Lovers of old-style country music will gather together this month to recreate the golden age of country radio.

Singer-songwriter Kim Beggs and music fest organizer Dale Harnish have rustled up country and folk musicians from inside and outside the Yukon for two Grand Ole Northern Opry concert performances on Dec. 20 and 21 at the Yukon Arts Centre.

“The beautiful thing about country music is it tends to take a much simpler form in musical chord progressions and arrangement,” Beggs says. “It’s the most powerful way to record a story and have it kept alive. So in terms of old time music, I think it’s some of the most powerful because it’s the simplest. The chords aren’t complicated and people are always drawn to them… It talks to the strings of your heartbeat.”

Dale Harnish agrees. Old-style country music has a charm that’s missing in new country.

“I listen to old radio shows, from the 1930s, 40s and 50s online,” Harnish says. “What is considered ‘new country’ music is not my friend. I like old country-western music. And this night is an homage to that.”

The Grand Ole Northern Opry will feature a house band, which is the Juno Award winning Opry Band Ensemble, led by Bob Hamilton and comprised of some of the Yukon’s best musicians. It will also showcase emerging and established musicians from across the Yukon and B.C., two-stepping country dancers and Texas-born Yukoner Jerome Stueart as MC.

The Yukon and B.C. performers hail from several different communities and backgrounds including First Nations, Anglophone and Francophone. Among them are Kevin Barr from Craig Lake and Carcross, Sally Lutchman, Art Johns and Nola Lamken from Tagish and Skagway, Brandon Isaac and Clint Carpentier from Whitehorse, Ecka Janus from Dawson; and Jasmine Netsena from Telegraph Creek, B.C.

“There will be a constant turnover of musicians,” Harnish says. “Each performer will get a couple of songs… There will be country dancers, country music, country dress – literally stepping into an old radio show.”

Grand Ole Opry veteran and Grammy Award winner Laurie Lewis and Tom Rozum, from San Francisco, are headlining the show.

“Laurie’s a pretty heavy hitter,” Kim Beggs says. “She’s never been to the Yukon before, but I think it’s going to fit her perfectly. She’s got a dark edge like a lot of Yukoners.”

In addition to the concerts, Beggs and Harnish will use the Northern Opry project to foster relationships between emerging and established artists through a two-day camp on Dec. 16 and 17, followed by the concerts.

At the camp, emerging artists will be assigned mentors, including Kim Barlow, Dave Haddock, Nicole Edwards and Natalie Edelson.

“They’ll each be mentoring different aspects,” Beggs explains. “Everyone has their strength. It might be performance, it might be about the music biz or it might be about song writing. Or it might be about singing. Or it might be about expression.”

The idea is to create a supportive environment where songwriters can receive feedback from their peers, which, Beggs says is the most important feedback.

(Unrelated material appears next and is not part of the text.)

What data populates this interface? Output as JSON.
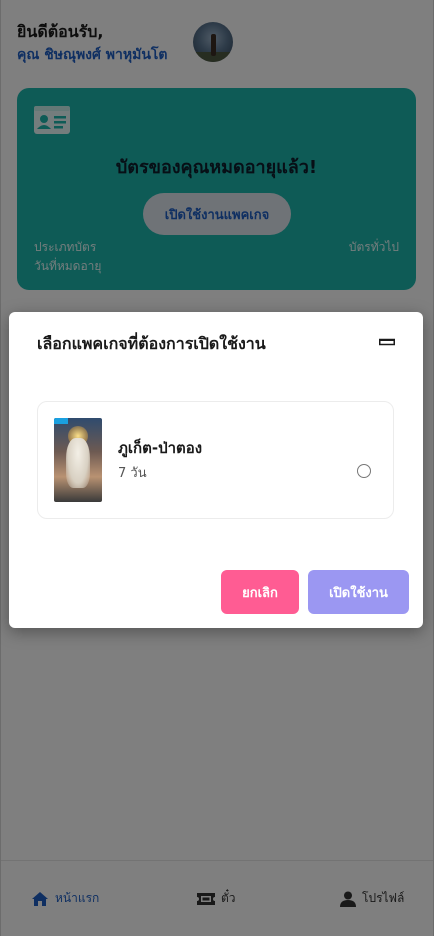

“We’re bringing artists from the outlying communities and setting up connections, so they can maintain contact,” Beggs says. “Above all — even above talent — in order for people to be able to continue, their networking friendship is more important than anything.”

In addition, songwriters have been commissioned to create new songs to be performed by other artists at the show. Songwriters include Diyet from Burwash Landing, Gordie Tentrees and Helene Beaulieau from Whitehorse and Manfred Jansen from Marsh Lake.

Beggs, drawing on her extensive song writing career, says that this is one of the challenges for the songwriters: writing songs to be performed by others.

“All songwriters, for the most part, we write what we’re comfortable with and we can push our envelope where we want to and we go exactly where we want to,” Beggs says. “But when you’re writing for someone else it’s a totally different thing.”

In this way, Beggs and Harnish hope to create new music for the ages, which can be spread from one generation to the next.

Beggs and Harnish plan for the Northern Opry Project to run camps and performances again next year, so they encourage artists to apply online at www.northernopryproject.com.

The Grand Ole Northern Opry concerts take place on Dec. 20and 21 at the Yukon Arts Centre (the show is filling the slot once held by The Longest Night). The concerts begin at 8 p.m. Tickets are $35 for adults; $25 for seniors and youth 18 years old and under.